Exercise
Go through the entries, filter for the word "JSON", and copy every line that has it.

(Items from a data source)
--- --- ---
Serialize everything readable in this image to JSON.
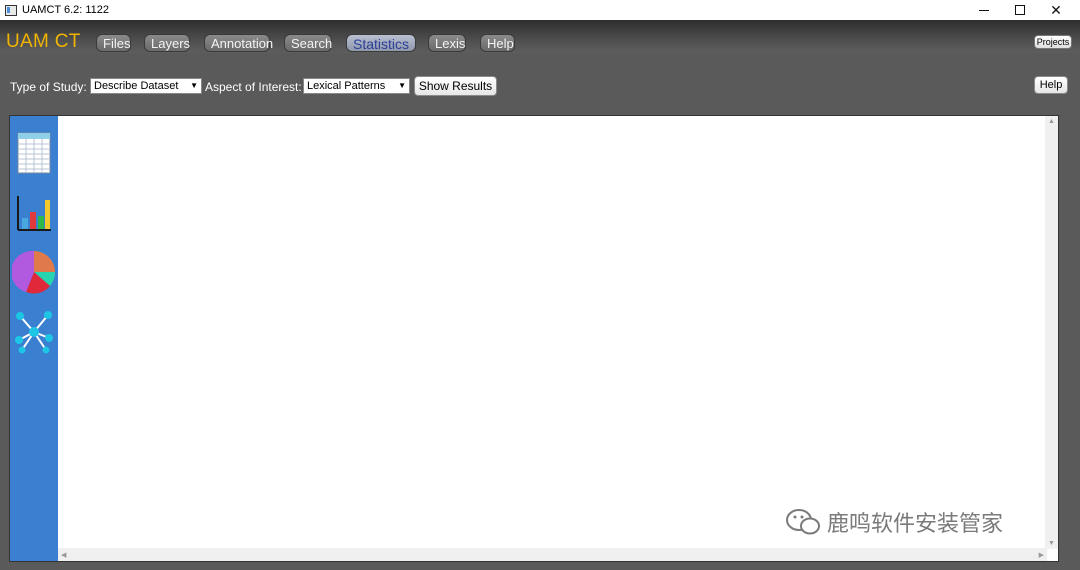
{
  "window": {
    "title": "UAMCT 6.2: 1122",
    "close_glyph": "✕"
  },
  "menubar": {
    "brand": "UAM CT",
    "tabs": [
      {
        "label": "Files"
      },
      {
        "label": "Layers"
      },
      {
        "label": "Annotation"
      },
      {
        "label": "Search"
      },
      {
        "label": "Statistics",
        "active": true
      },
      {
        "label": "Lexis"
      },
      {
        "label": "Help"
      }
    ],
    "projects_label": "Projects"
  },
  "toolbar": {
    "study_label": "Type of Study:",
    "study_value": "Describe Dataset",
    "aspect_label": "Aspect of Interest:",
    "aspect_value": "Lexical Patterns",
    "show_results_label": "Show Results",
    "help_label": "Help",
    "dropdown_glyph": "▼"
  },
  "sidebar": {
    "icons": [
      "spreadsheet-icon",
      "bar-chart-icon",
      "pie-chart-icon",
      "network-icon"
    ]
  },
  "watermark": {
    "text": "鹿鸣软件安装管家"
  },
  "colors": {
    "brand": "#f0b400",
    "sidebar": "#3b7fd0",
    "active_tab_text": "#2b3f9a"
  }
}
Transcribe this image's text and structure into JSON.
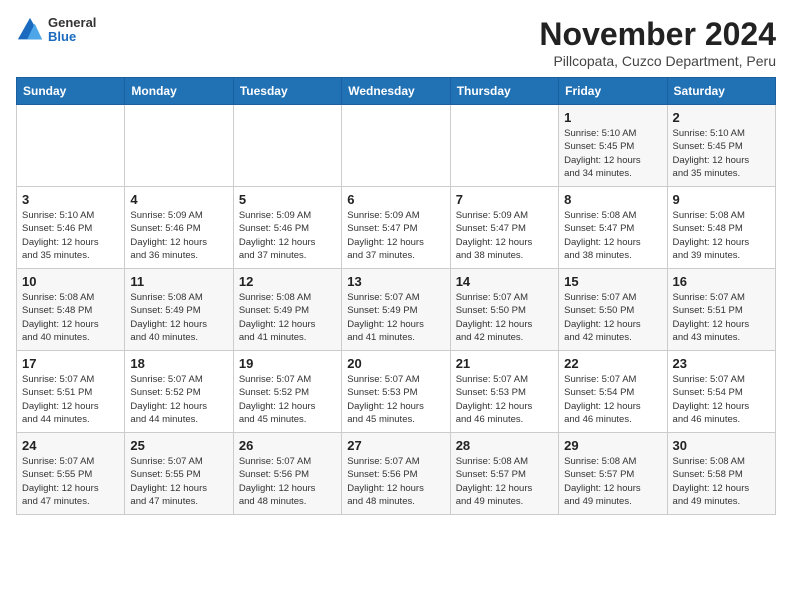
{
  "header": {
    "logo_line1": "General",
    "logo_line2": "Blue",
    "title": "November 2024",
    "subtitle": "Pillcopata, Cuzco Department, Peru"
  },
  "days_of_week": [
    "Sunday",
    "Monday",
    "Tuesday",
    "Wednesday",
    "Thursday",
    "Friday",
    "Saturday"
  ],
  "weeks": [
    [
      {
        "day": "",
        "info": ""
      },
      {
        "day": "",
        "info": ""
      },
      {
        "day": "",
        "info": ""
      },
      {
        "day": "",
        "info": ""
      },
      {
        "day": "",
        "info": ""
      },
      {
        "day": "1",
        "info": "Sunrise: 5:10 AM\nSunset: 5:45 PM\nDaylight: 12 hours\nand 34 minutes."
      },
      {
        "day": "2",
        "info": "Sunrise: 5:10 AM\nSunset: 5:45 PM\nDaylight: 12 hours\nand 35 minutes."
      }
    ],
    [
      {
        "day": "3",
        "info": "Sunrise: 5:10 AM\nSunset: 5:46 PM\nDaylight: 12 hours\nand 35 minutes."
      },
      {
        "day": "4",
        "info": "Sunrise: 5:09 AM\nSunset: 5:46 PM\nDaylight: 12 hours\nand 36 minutes."
      },
      {
        "day": "5",
        "info": "Sunrise: 5:09 AM\nSunset: 5:46 PM\nDaylight: 12 hours\nand 37 minutes."
      },
      {
        "day": "6",
        "info": "Sunrise: 5:09 AM\nSunset: 5:47 PM\nDaylight: 12 hours\nand 37 minutes."
      },
      {
        "day": "7",
        "info": "Sunrise: 5:09 AM\nSunset: 5:47 PM\nDaylight: 12 hours\nand 38 minutes."
      },
      {
        "day": "8",
        "info": "Sunrise: 5:08 AM\nSunset: 5:47 PM\nDaylight: 12 hours\nand 38 minutes."
      },
      {
        "day": "9",
        "info": "Sunrise: 5:08 AM\nSunset: 5:48 PM\nDaylight: 12 hours\nand 39 minutes."
      }
    ],
    [
      {
        "day": "10",
        "info": "Sunrise: 5:08 AM\nSunset: 5:48 PM\nDaylight: 12 hours\nand 40 minutes."
      },
      {
        "day": "11",
        "info": "Sunrise: 5:08 AM\nSunset: 5:49 PM\nDaylight: 12 hours\nand 40 minutes."
      },
      {
        "day": "12",
        "info": "Sunrise: 5:08 AM\nSunset: 5:49 PM\nDaylight: 12 hours\nand 41 minutes."
      },
      {
        "day": "13",
        "info": "Sunrise: 5:07 AM\nSunset: 5:49 PM\nDaylight: 12 hours\nand 41 minutes."
      },
      {
        "day": "14",
        "info": "Sunrise: 5:07 AM\nSunset: 5:50 PM\nDaylight: 12 hours\nand 42 minutes."
      },
      {
        "day": "15",
        "info": "Sunrise: 5:07 AM\nSunset: 5:50 PM\nDaylight: 12 hours\nand 42 minutes."
      },
      {
        "day": "16",
        "info": "Sunrise: 5:07 AM\nSunset: 5:51 PM\nDaylight: 12 hours\nand 43 minutes."
      }
    ],
    [
      {
        "day": "17",
        "info": "Sunrise: 5:07 AM\nSunset: 5:51 PM\nDaylight: 12 hours\nand 44 minutes."
      },
      {
        "day": "18",
        "info": "Sunrise: 5:07 AM\nSunset: 5:52 PM\nDaylight: 12 hours\nand 44 minutes."
      },
      {
        "day": "19",
        "info": "Sunrise: 5:07 AM\nSunset: 5:52 PM\nDaylight: 12 hours\nand 45 minutes."
      },
      {
        "day": "20",
        "info": "Sunrise: 5:07 AM\nSunset: 5:53 PM\nDaylight: 12 hours\nand 45 minutes."
      },
      {
        "day": "21",
        "info": "Sunrise: 5:07 AM\nSunset: 5:53 PM\nDaylight: 12 hours\nand 46 minutes."
      },
      {
        "day": "22",
        "info": "Sunrise: 5:07 AM\nSunset: 5:54 PM\nDaylight: 12 hours\nand 46 minutes."
      },
      {
        "day": "23",
        "info": "Sunrise: 5:07 AM\nSunset: 5:54 PM\nDaylight: 12 hours\nand 46 minutes."
      }
    ],
    [
      {
        "day": "24",
        "info": "Sunrise: 5:07 AM\nSunset: 5:55 PM\nDaylight: 12 hours\nand 47 minutes."
      },
      {
        "day": "25",
        "info": "Sunrise: 5:07 AM\nSunset: 5:55 PM\nDaylight: 12 hours\nand 47 minutes."
      },
      {
        "day": "26",
        "info": "Sunrise: 5:07 AM\nSunset: 5:56 PM\nDaylight: 12 hours\nand 48 minutes."
      },
      {
        "day": "27",
        "info": "Sunrise: 5:07 AM\nSunset: 5:56 PM\nDaylight: 12 hours\nand 48 minutes."
      },
      {
        "day": "28",
        "info": "Sunrise: 5:08 AM\nSunset: 5:57 PM\nDaylight: 12 hours\nand 49 minutes."
      },
      {
        "day": "29",
        "info": "Sunrise: 5:08 AM\nSunset: 5:57 PM\nDaylight: 12 hours\nand 49 minutes."
      },
      {
        "day": "30",
        "info": "Sunrise: 5:08 AM\nSunset: 5:58 PM\nDaylight: 12 hours\nand 49 minutes."
      }
    ]
  ]
}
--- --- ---
Task result
Serialize everything readable in this image to JSON.
Transcribe this image's text and structure into JSON.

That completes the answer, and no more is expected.